## Task description
Retype the records that follow, every line exactly as written.

(Interface dataset entries)
****************************************
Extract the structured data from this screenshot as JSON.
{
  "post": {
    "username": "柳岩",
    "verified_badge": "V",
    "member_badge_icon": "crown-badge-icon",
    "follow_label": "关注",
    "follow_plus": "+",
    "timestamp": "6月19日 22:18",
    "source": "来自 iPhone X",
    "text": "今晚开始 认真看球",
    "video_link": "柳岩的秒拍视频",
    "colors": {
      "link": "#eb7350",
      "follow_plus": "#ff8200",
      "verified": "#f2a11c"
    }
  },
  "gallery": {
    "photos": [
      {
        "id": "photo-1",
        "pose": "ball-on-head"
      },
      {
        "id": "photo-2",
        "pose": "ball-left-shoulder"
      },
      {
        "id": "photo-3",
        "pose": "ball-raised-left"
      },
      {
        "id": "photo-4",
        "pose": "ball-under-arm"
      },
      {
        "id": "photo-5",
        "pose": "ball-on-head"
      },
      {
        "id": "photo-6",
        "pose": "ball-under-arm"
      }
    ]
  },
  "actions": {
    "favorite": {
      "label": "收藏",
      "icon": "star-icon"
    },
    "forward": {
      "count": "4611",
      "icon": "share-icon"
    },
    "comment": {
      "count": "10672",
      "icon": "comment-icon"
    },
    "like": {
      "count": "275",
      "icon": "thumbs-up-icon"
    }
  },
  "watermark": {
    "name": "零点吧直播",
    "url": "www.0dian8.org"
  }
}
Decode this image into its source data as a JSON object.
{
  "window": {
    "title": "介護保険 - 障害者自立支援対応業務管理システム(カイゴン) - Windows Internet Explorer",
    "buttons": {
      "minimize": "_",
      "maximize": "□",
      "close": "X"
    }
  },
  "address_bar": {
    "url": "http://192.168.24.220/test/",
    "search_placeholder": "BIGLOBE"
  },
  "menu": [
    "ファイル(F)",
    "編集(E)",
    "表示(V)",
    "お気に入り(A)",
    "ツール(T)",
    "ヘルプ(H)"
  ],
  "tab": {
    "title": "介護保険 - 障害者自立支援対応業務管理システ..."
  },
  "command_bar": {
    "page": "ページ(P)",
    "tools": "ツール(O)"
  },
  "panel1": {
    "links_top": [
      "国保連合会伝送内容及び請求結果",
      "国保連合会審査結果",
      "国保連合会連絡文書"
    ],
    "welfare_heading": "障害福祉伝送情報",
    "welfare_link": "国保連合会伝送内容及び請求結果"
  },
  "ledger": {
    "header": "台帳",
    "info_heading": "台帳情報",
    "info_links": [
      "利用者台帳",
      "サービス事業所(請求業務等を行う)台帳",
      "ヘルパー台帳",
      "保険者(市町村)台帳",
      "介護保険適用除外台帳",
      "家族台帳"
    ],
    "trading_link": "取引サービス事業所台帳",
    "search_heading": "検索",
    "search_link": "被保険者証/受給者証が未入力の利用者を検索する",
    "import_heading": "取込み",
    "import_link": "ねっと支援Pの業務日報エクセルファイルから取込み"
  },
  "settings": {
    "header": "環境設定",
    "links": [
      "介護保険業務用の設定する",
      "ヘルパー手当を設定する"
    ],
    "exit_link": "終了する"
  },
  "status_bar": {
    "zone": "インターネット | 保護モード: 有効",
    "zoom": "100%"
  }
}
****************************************
## Solution for this exercise
Extract the structured data from this screenshot as JSON.
{
  "post": {
    "username": "柳岩",
    "verified_badge": "V",
    "member_badge_icon": "crown-badge-icon",
    "follow_label": "关注",
    "follow_plus": "+",
    "timestamp": "6月19日 22:18",
    "source": "来自 iPhone X",
    "text": "今晚开始 认真看球",
    "video_link": "柳岩的秒拍视频",
    "colors": {
      "link": "#eb7350",
      "follow_plus": "#ff8200",
      "verified": "#f2a11c"
    }
  },
  "gallery": {
    "photos": [
      {
        "id": "photo-1",
        "pose": "ball-on-head"
      },
      {
        "id": "photo-2",
        "pose": "ball-left-shoulder"
      },
      {
        "id": "photo-3",
        "pose": "ball-raised-left"
      },
      {
        "id": "photo-4",
        "pose": "ball-under-arm"
      },
      {
        "id": "photo-5",
        "pose": "ball-on-head"
      },
      {
        "id": "photo-6",
        "pose": "ball-under-arm"
      }
    ]
  },
  "actions": {
    "favorite": {
      "label": "收藏",
      "icon": "star-icon"
    },
    "forward": {
      "count": "4611",
      "icon": "share-icon"
    },
    "comment": {
      "count": "10672",
      "icon": "comment-icon"
    },
    "like": {
      "count": "275",
      "icon": "thumbs-up-icon"
    }
  },
  "watermark": {
    "name": "零点吧直播",
    "url": "www.0dian8.org"
  }
}
Decode this image into its source data as a JSON object.
{
  "window": {
    "title": "介護保険 - 障害者自立支援対応業務管理システム(カイゴン) - Windows Internet Explorer",
    "buttons": {
      "minimize": "_",
      "maximize": "□",
      "close": "X"
    }
  },
  "address_bar": {
    "url": "http://192.168.24.220/test/",
    "search_placeholder": "BIGLOBE"
  },
  "menu": [
    "ファイル(F)",
    "編集(E)",
    "表示(V)",
    "お気に入り(A)",
    "ツール(T)",
    "ヘルプ(H)"
  ],
  "tab": {
    "title": "介護保険 - 障害者自立支援対応業務管理システ..."
  },
  "command_bar": {
    "page": "ページ(P)",
    "tools": "ツール(O)"
  },
  "panel1": {
    "links_top": [
      "国保連合会伝送内容及び請求結果",
      "国保連合会審査結果",
      "国保連合会連絡文書"
    ],
    "welfare_heading": "障害福祉伝送情報",
    "welfare_link": "国保連合会伝送内容及び請求結果"
  },
  "ledger": {
    "header": "台帳",
    "info_heading": "台帳情報",
    "info_links": [
      "利用者台帳",
      "サービス事業所(請求業務等を行う)台帳",
      "ヘルパー台帳",
      "保険者(市町村)台帳",
      "介護保険適用除外台帳",
      "家族台帳"
    ],
    "trading_link": "取引サービス事業所台帳",
    "search_heading": "検索",
    "search_link": "被保険者証/受給者証が未入力の利用者を検索する",
    "import_heading": "取込み",
    "import_link": "ねっと支援Pの業務日報エクセルファイルから取込み"
  },
  "settings": {
    "header": "環境設定",
    "links": [
      "介護保険業務用の設定する",
      "ヘルパー手当を設定する"
    ],
    "exit_link": "終了する"
  },
  "status_bar": {
    "zone": "インターネット | 保護モード: 有効",
    "zoom": "100%"
  }
}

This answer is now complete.